* Task description
The answer should consist of each line from the data below that includes "background".

*****

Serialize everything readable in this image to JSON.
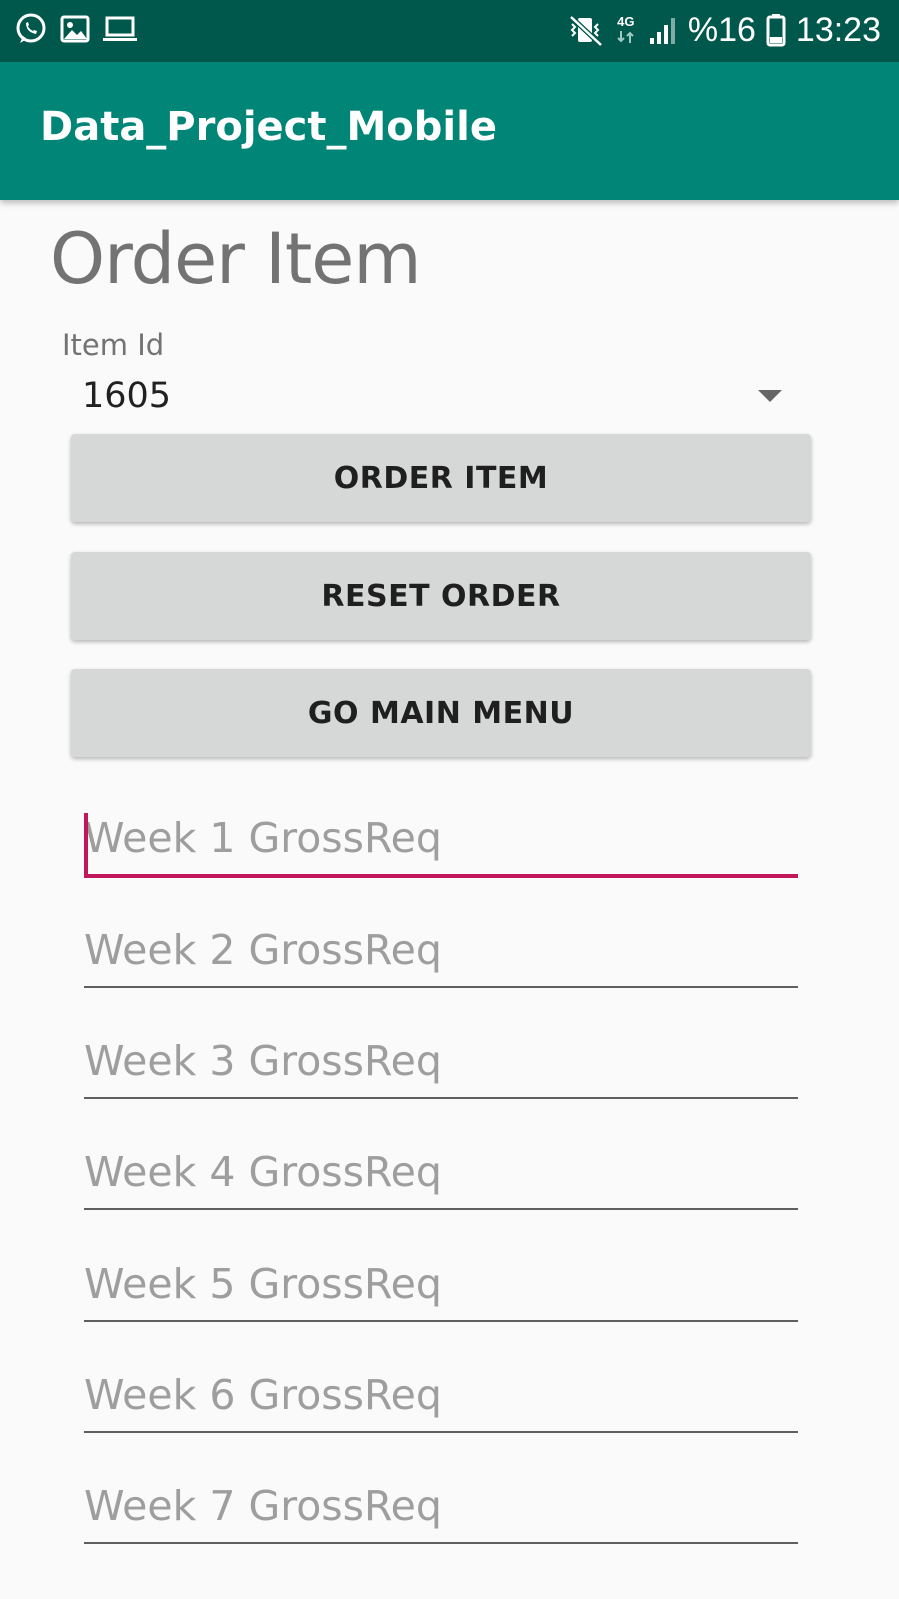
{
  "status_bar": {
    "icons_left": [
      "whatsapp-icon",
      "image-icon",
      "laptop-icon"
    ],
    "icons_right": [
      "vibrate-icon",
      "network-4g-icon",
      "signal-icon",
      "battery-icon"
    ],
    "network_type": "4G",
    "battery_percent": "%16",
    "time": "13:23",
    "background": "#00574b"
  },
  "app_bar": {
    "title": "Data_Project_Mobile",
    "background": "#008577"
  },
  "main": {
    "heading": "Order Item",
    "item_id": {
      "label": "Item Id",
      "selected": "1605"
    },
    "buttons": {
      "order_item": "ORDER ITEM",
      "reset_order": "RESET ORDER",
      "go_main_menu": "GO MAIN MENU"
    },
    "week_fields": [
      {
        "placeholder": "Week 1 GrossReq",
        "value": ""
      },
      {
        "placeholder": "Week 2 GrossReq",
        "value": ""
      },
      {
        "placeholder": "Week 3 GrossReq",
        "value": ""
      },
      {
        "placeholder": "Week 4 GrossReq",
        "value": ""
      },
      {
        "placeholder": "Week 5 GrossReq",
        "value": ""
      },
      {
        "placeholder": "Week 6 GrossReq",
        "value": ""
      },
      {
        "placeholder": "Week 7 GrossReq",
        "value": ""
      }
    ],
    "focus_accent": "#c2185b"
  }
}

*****

* Answer section
    "background": "#00574b"
    "background": "#008577"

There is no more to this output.